In his Introduction to On Critical Pedagogy, Henry Giroux writes, that a commitment to critical pedagogy “provides tools to unsettle commonplace assumptions, theorize matters of self and social agency, and engage the ever-changing demands and promises of a democratic polity.” Giroux’s assessment is apt for anyone wanting to address the changing landscape of online education; it also speaks to connectivist scholars and digital pedagogues interested in digital literacies. We are, when we are at our best, meant to unsettle assumptions, to reorganize our ideas of agency, and to push the boundaries of what is possible in a connected learning environment. How to do this without framing education the way it first appears to each of us: bounded by playgrounds and punctuated by bells for recess?
It’s impossible to ignore that new media practices are changing (have changed) the collaboration and knowledge sharing within and outside of institutions of higher learning. In “Rhizomatic Education: Community as Curriculum”, Dave Cormier writes, “the foundations upon which we are working are changing as well as the speed at which new information must be integrated into those foundations … Information is coming too fast for our traditional methods of expert verification to adapt.” New media practices — of researching, composing, testing, surveying, and publishing — are developing so quickly that waiting on the traditional publishing cycle to verify knowledge is insufficient. Scholars of digital culture and practitioners of digital collaboration must resort to new methods of knowledge creation, including relocating that creation to spheres outside their own. Vast pools of knowledge are being filled by non-experts (for example see eternagame.org). Cormier suggests rhizomatic education — constructing and negotiating community knowledge through a series of interdependent nodes — as a pedagogical solution within quickly changing fields of information. In other words, by connecting to each other, no matter our expertise or station, knowledge grows.
Stephen Ramsay argues, in “The Hermeneutics of Screwing Around; or What You Do with a Million Books,” “there are more books, more ideas, more experiences, more relationships worth having than there are hours in a day (or days in a lifetime).” What this means for learning is that a new kind of order emerges when we consider the content of a course to be the connections that form within and beyond that course. We may provide the content, but this is no different today than scattering LEGO bricks on a table: what happens next is not up to us. Both the content and the practice of our teaching must shift from a traditional model of schooling to one more compatible with the realities of the digital landscape. Experimentation, inquiry, and play are both the research tools we must use to create online and hybrid classrooms, and also the methodologies best employed within those classrooms.
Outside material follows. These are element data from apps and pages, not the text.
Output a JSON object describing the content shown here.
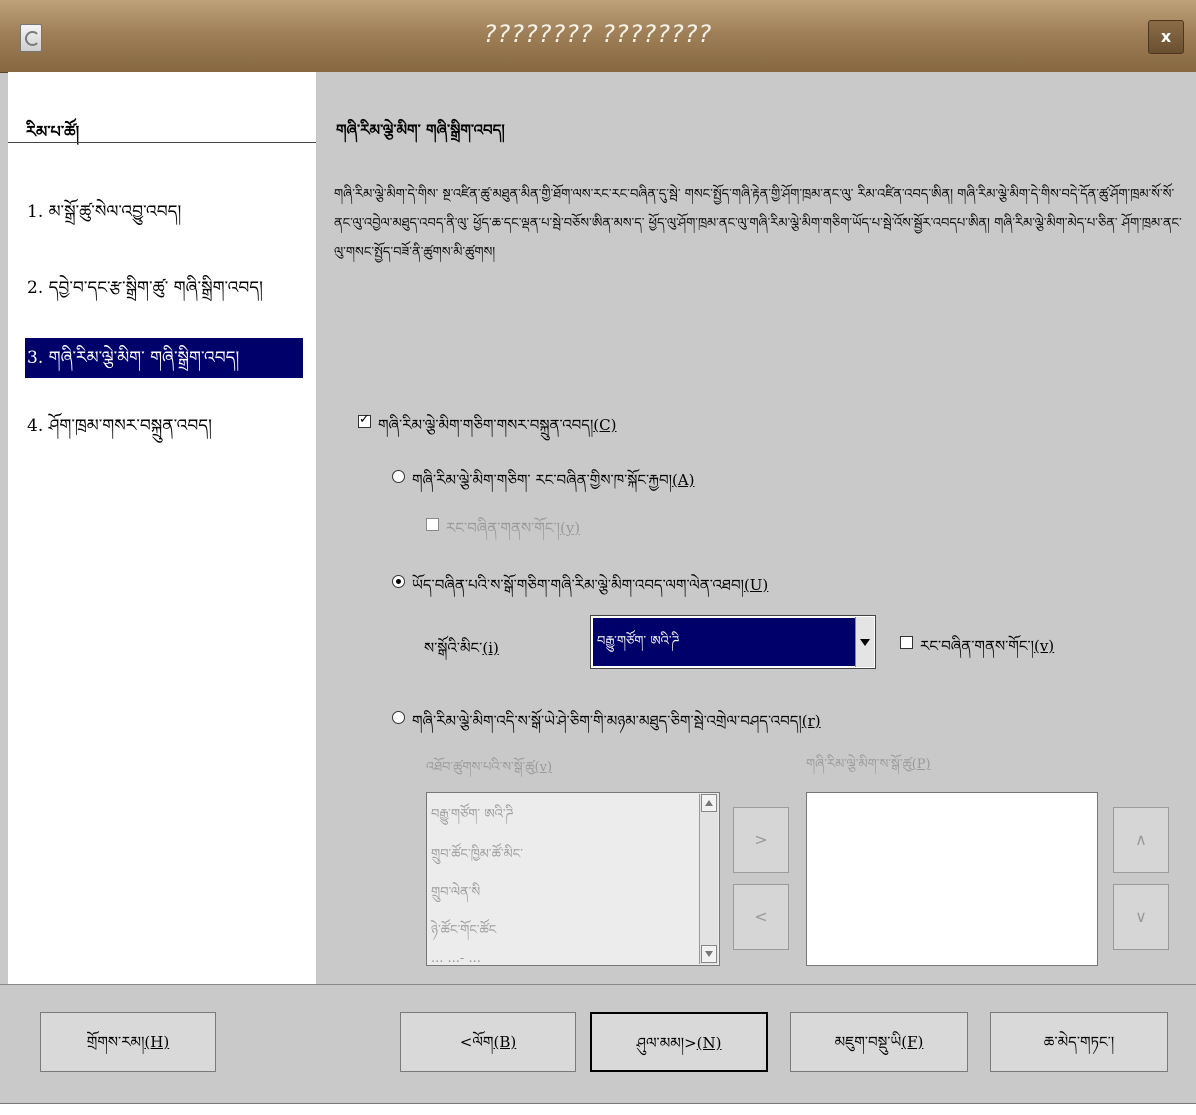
{
  "window": {
    "title": "???????? ????????",
    "close_label": "x"
  },
  "sidebar": {
    "heading": "རིམ་པ་ཚོ།",
    "steps": [
      {
        "label": "1.  མ་སྒྲོ་ཚུ་སེལ་འབྱུ་འབད།"
      },
      {
        "label": "2.  དབྱེ་བ་དང་རྩ་སྒྲིག་ཚུ་ གཞི་སྒྲིག་འབད།"
      },
      {
        "label": "3.  གཞི་རིམ་ལྕེ་མིག་ གཞི་སྒྲིག་འབད།"
      },
      {
        "label": "4.  ཤོག་ཁྲམ་གསར་བསྐྲུན་འབད།"
      }
    ],
    "active_index": 2
  },
  "main": {
    "page_title": "གཞི་རིམ་ལྕེ་མིག་ གཞི་སྒྲིག་འབད།",
    "description": "གཞི་རིམ་ལྕེ་མིག་དེ་གིས་ སྔ་འཛིན་ཚུ་མཐུན་མིན་གྱི་ཐོག་ལས་རང་རང་བཞིན་དུ་སྦེ་ གསང་སྤྱོད་གཞི་རྟེན་གྱི་ཤོག་ཁྲམ་ནང་ལུ་ རིམ་འཛིན་འབད་ཨིན། གཞི་རིམ་ལྕེ་མིག་དེ་གིས་བདེ་དོན་ཚུ་ཤོག་ཁྲམ་སོ་སོ་ནང་ལུ་འབྱེལ་མཐུད་འབད་ནི་ལུ་ ཕྱོད་ཆ་དང་ལྡན་པ་སྦེ་བཅོས་ཨིན་མས་ད་ ཕྱོད་ལུ་ཤོག་ཁྲམ་ནང་ལུ་གཞི་རིམ་ལྕེ་མིག་གཅིག་ཡོད་པ་སྦེ་འོས་སྦྱོར་འབདཔ་ཨིན། གཞི་རིམ་ལྕེ་མིག་མེད་པ་ཅིན་ ཤོག་ཁྲམ་ནང་ལུ་གསང་སྤྱོད་བཟོ་ནི་ཚུགས་མི་ཚུགས།",
    "create_pk_label": "གཞི་རིམ་ལྕེ་མིག་གཅིག་གསར་བསྐྲུན་འབད།",
    "create_pk_mnemonic": "(C)",
    "create_pk_checked": true,
    "option_auto_label": "གཞི་རིམ་ལྕེ་མིག་གཅིག་ རང་བཞིན་གྱིས་ཁ་སྐོང་རྐྱབ།",
    "option_auto_mnemonic": "(A)",
    "auto_value_label": "རང་བཞིན་གནས་གོང་།",
    "auto_value_mnemonic": "(y)",
    "option_existing_label": "ཡོད་བཞིན་པའི་ས་སྒོ་གཅིག་གཞི་རིམ་ལྕེ་མིག་འབད་ལག་ལེན་འཐབ།",
    "option_existing_mnemonic": "(U)",
    "fieldname_label": "ས་སྒོའི་མིང་",
    "fieldname_mnemonic": "(i)",
    "fieldname_value": "བརྒྱུ་གཙོག་ ཨའི་ཌི",
    "existing_auto_label": "རང་བཞིན་གནས་གོང་།",
    "existing_auto_mnemonic": "(v)",
    "option_combined_label": "གཞི་རིམ་ལྕེ་མིག་འདི་ས་སྒོ་ཡེ་ཤེ་ཅིག་གི་མཉམ་མཐུད་ཅིག་སྦེ་འགྲེལ་བཤད་འབད།",
    "option_combined_mnemonic": "(r)",
    "selected_option": "existing",
    "available_fields_label": "འཐོབ་ཚུགས་པའི་ས་སྒོ་ཚུ",
    "available_fields_mnemonic": "(v)",
    "pk_fields_label": "གཞི་རིམ་ལྕེ་མིག་ས་སྒོ་ཚུ",
    "pk_fields_mnemonic": "(P)",
    "available_fields": [
      "བརྒྱུ་གཙོག་ ཨའི་ཌི",
      "གྲུབ་ཚོང་ཁྱིམ་ཚོ་མིང་",
      "གྲུབ་ལེན་སི",
      "ཉེ་ཚོང་གོང་ཚོང",
      "... ...- ..."
    ],
    "pk_fields": [],
    "add_label": ">",
    "remove_label": "<",
    "up_label": "∧",
    "down_label": "∨"
  },
  "buttons": {
    "help": "གྲོགས་རམ།",
    "help_mnemonic": "(H)",
    "back": "<ལོག",
    "back_mnemonic": "(B)",
    "next": "ཤུལ་མམ།>",
    "next_mnemonic": "(N)",
    "finish": "མཇུག་བསྡུ་ཡི",
    "finish_mnemonic": "(F)",
    "cancel": "ཆ་མེད་གཏང་།"
  }
}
As educators, the three of us have worked to acclimate students and colleagues to social media environments (and to critique and subvert those spaces), encouraging a breaking down of the divide between the work we do in classrooms and the work we do in the world. Testing and canonical content are less vital to the new media landscape than interactivity, play, and relevant application. The online class portal and the brick-and-mortar classroom each have valuable lessons to teach the other, and both must adapt to the developing principles of 21st century education. Online teaching practices especially should encourage these principles — that students “show up,” be curious, collaborate, and contribute. The digital has reminded us that learning happens unexpectedly, and so should our approach to learning be unexpectant. We must return play to education, to pedagogy, and to all scholarly practice.